News Brief: IMF Authorizes US$121 Million in Disbursements to Yemen
October 24, 2001
The Executive Board of the International Monetary Fund (IMF) authorized today disbursements to the Republic of Yemen totaling SDR 95.2 million (about US$121 million) after reviewing the nation's performance under an economic program supported by Poverty Reduction and Growth Facility1 (PRGF) and Extended Fund Facility2 (EFF) credits (see Press Release No. 01/6).
Completion of the first and second reviews of Yemen's Third Annual Arrangement under the PRGF enables the release of SDR 68.75 million (about US$87 million), which will bring total disbursements authorized under the PRGF component of Yemen's Fund-supported program to SDR 238.8 million (about US$303 million).
The completion of the Fifth and Sixth Reviews under the EFF arrangement with Yemen would allow the Fund to release another SDR 26.4 million (about US$34 million), although the authorities have indicated Yemen will not be drawing under this facility. Total disbursements under the EFF component of the Fund-supported program have amounted to SDR 46.5 million (about US$59 million).
Following the Executive Board's discussion of Yemen's economic and structural reform program, Shigemitsu Sugisaki, Deputy Managing Director and Acting Chairman, stated:
"Yemen has successfully consolidated the gains achieved in macroeconomic stability in recent years. Macroeconomic policies remain on track and, despite setbacks in some areas, progress has been made in the structural reform agenda. Accordingly, the IMF has decided to complete the reviews and grant the necessary waivers with respect to the structural performance criteria that were not observed.
"Restraint on fiscal expenditure in 2001, in the face of large oil windfalls, has enabled the authorities to build up a substantial cushion of external reserves. By raising diesel prices by 70 percent, the authorities also achieved a substantial reduction in subsidies on petroleum products, and set the conditions for improving the structure of public spending towards more efficient and socially productive outlays. Revenue measures will also be needed to safeguard the fiscal position in the medium term, especially in view of the prospective decline in oil reserves. Following some regrettable delays, the authorities' commitment to continue working towards implementation of a broad-based value added tax at a single rate is encouraging.
"Structural reform is continuing, albeit more slowly than intended.

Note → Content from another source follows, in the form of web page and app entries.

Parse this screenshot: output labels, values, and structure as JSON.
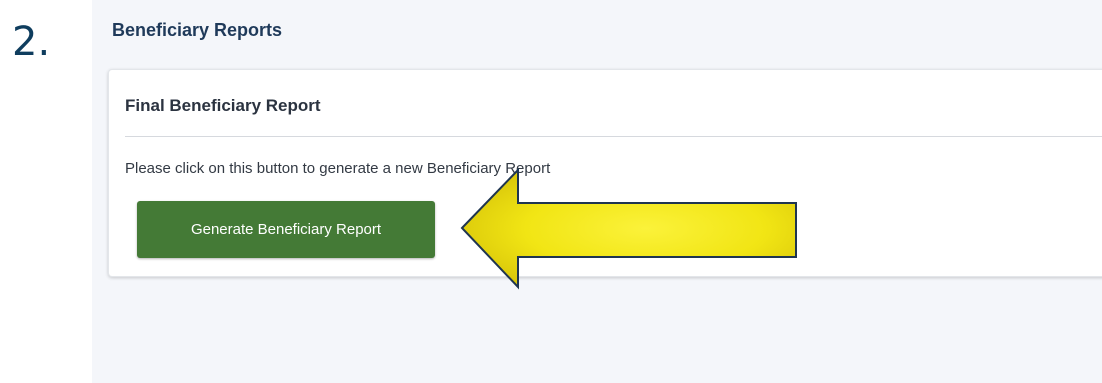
{
  "step": {
    "number": "2."
  },
  "section": {
    "title": "Beneficiary Reports"
  },
  "card": {
    "header": "Final Beneficiary Report",
    "description": "Please click on this button to generate a new Beneficiary Report",
    "button_label": "Generate Beneficiary Report"
  },
  "colors": {
    "step_number": "#0f3d5e",
    "button": "#447a36",
    "arrow_fill": "#f4ea18",
    "arrow_outline": "#1f3550",
    "panel_background": "#f4f6fa"
  },
  "annotation": {
    "icon": "pointer-arrow-icon"
  }
}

The trade regime has been liberalized further; pension and civil service reform are underway; and targeted improvements in the investment law are expected to be adopted soon.
"A full Poverty Reduction Strategy Paper is being elaborated to clarify poverty reduction targets, improve the quality of public expenditure, and ensure that it is better targeted to poverty relief," Mr. Sugisaki said.

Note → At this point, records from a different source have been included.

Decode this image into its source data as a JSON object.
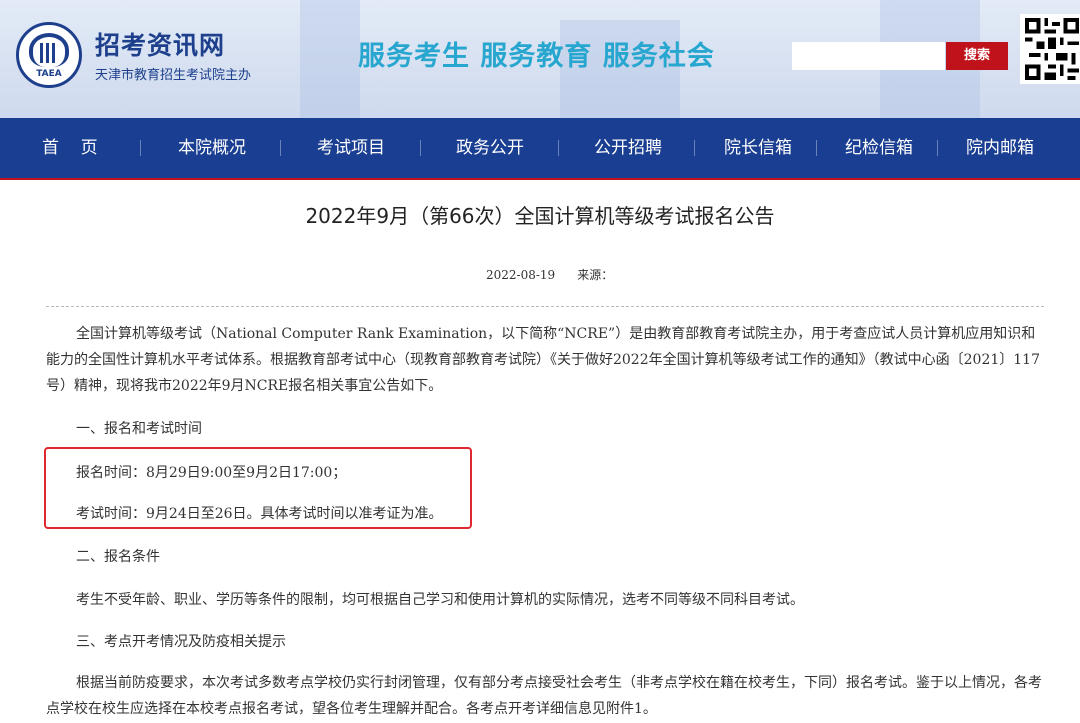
{
  "header": {
    "logo_text": "TAEA",
    "site_name": "招考资讯网",
    "site_sub": "天津市教育招生考试院主办",
    "slogan": "服务考生  服务教育  服务社会",
    "search_placeholder": "",
    "search_button": "搜索"
  },
  "nav": {
    "items": [
      "首    页",
      "本院概况",
      "考试项目",
      "政务公开",
      "公开招聘",
      "院长信箱",
      "纪检信箱",
      "院内邮箱"
    ]
  },
  "article": {
    "title": "2022年9月（第66次）全国计算机等级考试报名公告",
    "date": "2022-08-19",
    "source_label": "来源：",
    "intro": "全国计算机等级考试（National Computer Rank Examination，以下简称“NCRE”）是由教育部教育考试院主办，用于考查应试人员计算机应用知识和能力的全国性计算机水平考试体系。根据教育部考试中心（现教育部教育考试院）《关于做好2022年全国计算机等级考试工作的通知》（教试中心函〔2021〕117号）精神，现将我市2022年9月NCRE报名相关事宜公告如下。",
    "section1": "一、报名和考试时间",
    "reg_time": "报名时间：8月29日9:00至9月2日17:00；",
    "exam_time": "考试时间：9月24日至26日。具体考试时间以准考证为准。",
    "section2": "二、报名条件",
    "conditions": "考生不受年龄、职业、学历等条件的限制，均可根据自己学习和使用计算机的实际情况，选考不同等级不同科目考试。",
    "section3": "三、考点开考情况及防疫相关提示",
    "epidemic": "根据当前防疫要求，本次考试多数考点学校仍实行封闭管理，仅有部分考点接受社会考生（非考点学校在籍在校考生，下同）报名考试。鉴于以上情况，各考点学校在校生应选择在本校考点报名考试，望各位考生理解并配合。各考点开考详细信息见附件1。"
  },
  "colors": {
    "nav_bg": "#1a3e91",
    "accent_red": "#c0121a",
    "slogan": "#27a6cf",
    "highlight_box": "#e0282f"
  }
}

1 On November 22, 1999, the IMF's concessional facility for low-income countries, the Enhanced Structural Adjustment Facility, was renamed the Poverty Reduction and Growth Facility, and its purposes were redefined. It is intended that PRGF-supported programs will in time be based on country-owned poverty reduction strategies adopted in a participatory process involving civil society and development partners, and articulated in a poverty reduction strategy paper. This is intended to ensure that each PRGF-supported program is consistent with a comprehensive framework for macroeconomic, structural, and social policies to foster growth and reduce poverty. PRGF loans carry an interest rate of 0.5 percent a year, and are repayable over 10 years with a 5½-year grace period on principal payments.
2 The EFF is an IMF financing facility that supports medium-term programs that seek to overcome balance of payments difficulties stemming from macroeconomic imbalances and structural problems. EFF loans carry a variable annual interest rate that is currently 3.73%. EFF loans are repayable over 10 years with a 4½-year grace period on principal payments.